Items from an interface collection:
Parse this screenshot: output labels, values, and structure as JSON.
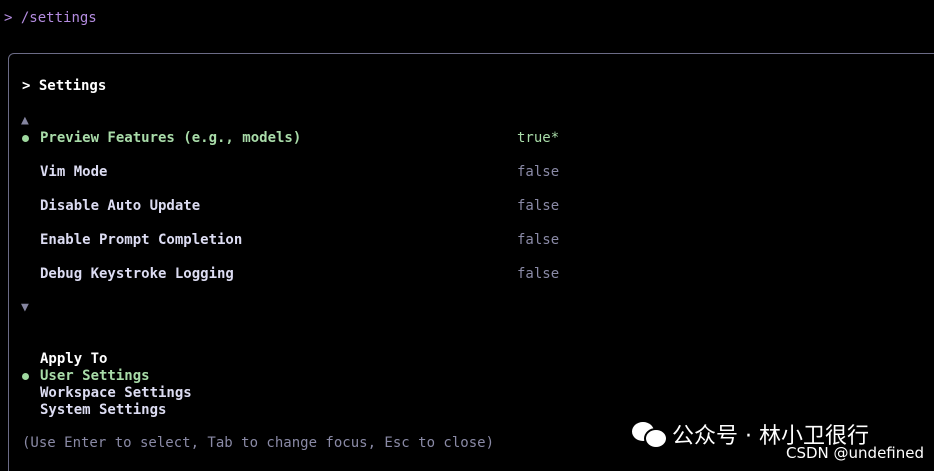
{
  "prompt": {
    "marker": ">",
    "command": "/settings"
  },
  "dialog": {
    "title": "> Settings",
    "scroll_up": "▲",
    "scroll_down": "▼",
    "rows": [
      {
        "label": "Preview Features (e.g., models)",
        "value": "true*",
        "selected": true
      },
      {
        "label": "Vim Mode",
        "value": "false",
        "selected": false
      },
      {
        "label": "Disable Auto Update",
        "value": "false",
        "selected": false
      },
      {
        "label": "Enable Prompt Completion",
        "value": "false",
        "selected": false
      },
      {
        "label": "Debug Keystroke Logging",
        "value": "false",
        "selected": false
      }
    ],
    "apply_to": {
      "title": "Apply To",
      "options": [
        "User Settings",
        "Workspace Settings",
        "System Settings"
      ],
      "selected": "User Settings"
    },
    "help": "(Use Enter to select, Tab to change focus, Esc to close)"
  },
  "watermark": {
    "text": "公众号 · 林小卫很行",
    "source": "CSDN @undefined"
  },
  "colors": {
    "background": "#000000",
    "accent_green": "#a9dca9",
    "prompt_purple": "#b48ce0",
    "muted": "#8a8aa6",
    "border": "#6b6b86"
  }
}
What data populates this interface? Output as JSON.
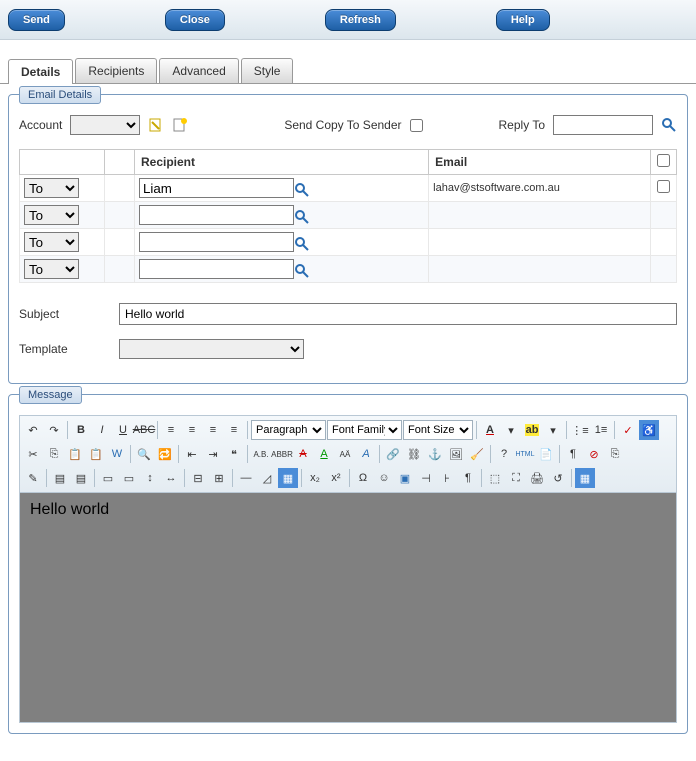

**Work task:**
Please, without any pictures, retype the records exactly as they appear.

**Response to this task:**
Parse this screenshot: output labels, values, and structure as JSON.
{
  "prompt": {
    "marker": ">",
    "command": "/settings"
  },
  "dialog": {
    "title": "> Settings",
    "scroll_up": "▲",
    "scroll_down": "▼",
    "rows": [
      {
        "label": "Preview Features (e.g., models)",
        "value": "true*",
        "selected": true
      },
      {
        "label": "Vim Mode",
        "value": "false",
        "selected": false
      },
      {
        "label": "Disable Auto Update",
        "value": "false",
        "selected": false
      },
      {
        "label": "Enable Prompt Completion",
        "value": "false",
        "selected": false
      },
      {
        "label": "Debug Keystroke Logging",
        "value": "false",
        "selected": false
      }
    ],
    "apply_to": {
      "title": "Apply To",
      "options": [
        "User Settings",
        "Workspace Settings",
        "System Settings"
      ],
      "selected": "User Settings"
    },
    "help": "(Use Enter to select, Tab to change focus, Esc to close)"
  },
  "watermark": {
    "text": "公众号 · 林小卫很行",
    "source": "CSDN @undefined"
  },
  "colors": {
    "background": "#000000",
    "accent_green": "#a9dca9",
    "prompt_purple": "#b48ce0",
    "muted": "#8a8aa6",
    "border": "#6b6b86"
  }
}
What data populates this interface? Output as JSON.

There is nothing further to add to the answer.